In the data below, locate each line with the word "arrive" and list it.
━━━ SOURCE DATA
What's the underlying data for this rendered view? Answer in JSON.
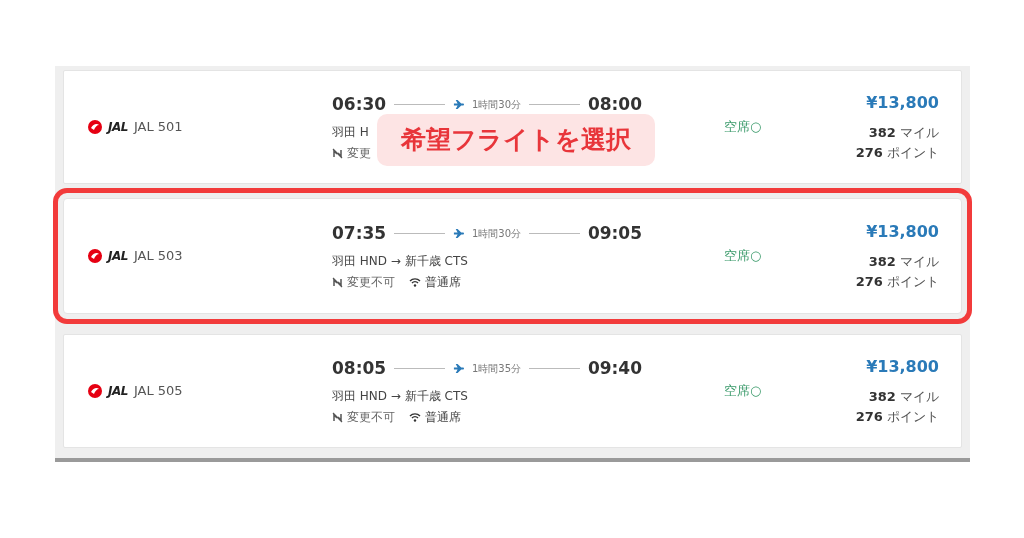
{
  "flights": [
    {
      "airline": "JAL",
      "flight_no": "JAL 501",
      "depart": "06:30",
      "duration": "1時間30分",
      "arrive": "08:00",
      "route": "羽田 H",
      "features": [
        {
          "kind": "change",
          "label": "変更"
        }
      ],
      "seats": "空席○",
      "price": "¥13,800",
      "miles": "**382** マイル",
      "points": "**276** ポイント",
      "selected": false
    },
    {
      "airline": "JAL",
      "flight_no": "JAL 503",
      "depart": "07:35",
      "duration": "1時間30分",
      "arrive": "09:05",
      "route": "羽田 HND → 新千歳 CTS",
      "features": [
        {
          "kind": "change",
          "label": "変更不可"
        },
        {
          "kind": "wifi",
          "label": "普通席"
        }
      ],
      "seats": "空席○",
      "price": "¥13,800",
      "miles": "**382** マイル",
      "points": "**276** ポイント",
      "selected": true
    },
    {
      "airline": "JAL",
      "flight_no": "JAL 505",
      "depart": "08:05",
      "duration": "1時間35分",
      "arrive": "09:40",
      "route": "羽田 HND → 新千歳 CTS",
      "features": [
        {
          "kind": "change",
          "label": "変更不可"
        },
        {
          "kind": "wifi",
          "label": "普通席"
        }
      ],
      "seats": "空席○",
      "price": "¥13,800",
      "miles": "**382** マイル",
      "points": "**276** ポイント",
      "selected": false
    }
  ],
  "callout": {
    "text": "希望フライトを選択"
  }
}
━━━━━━
- THE COMPLETED TASK
      "arrive": "08:00",
      "arrive": "09:05",
      "arrive": "09:40",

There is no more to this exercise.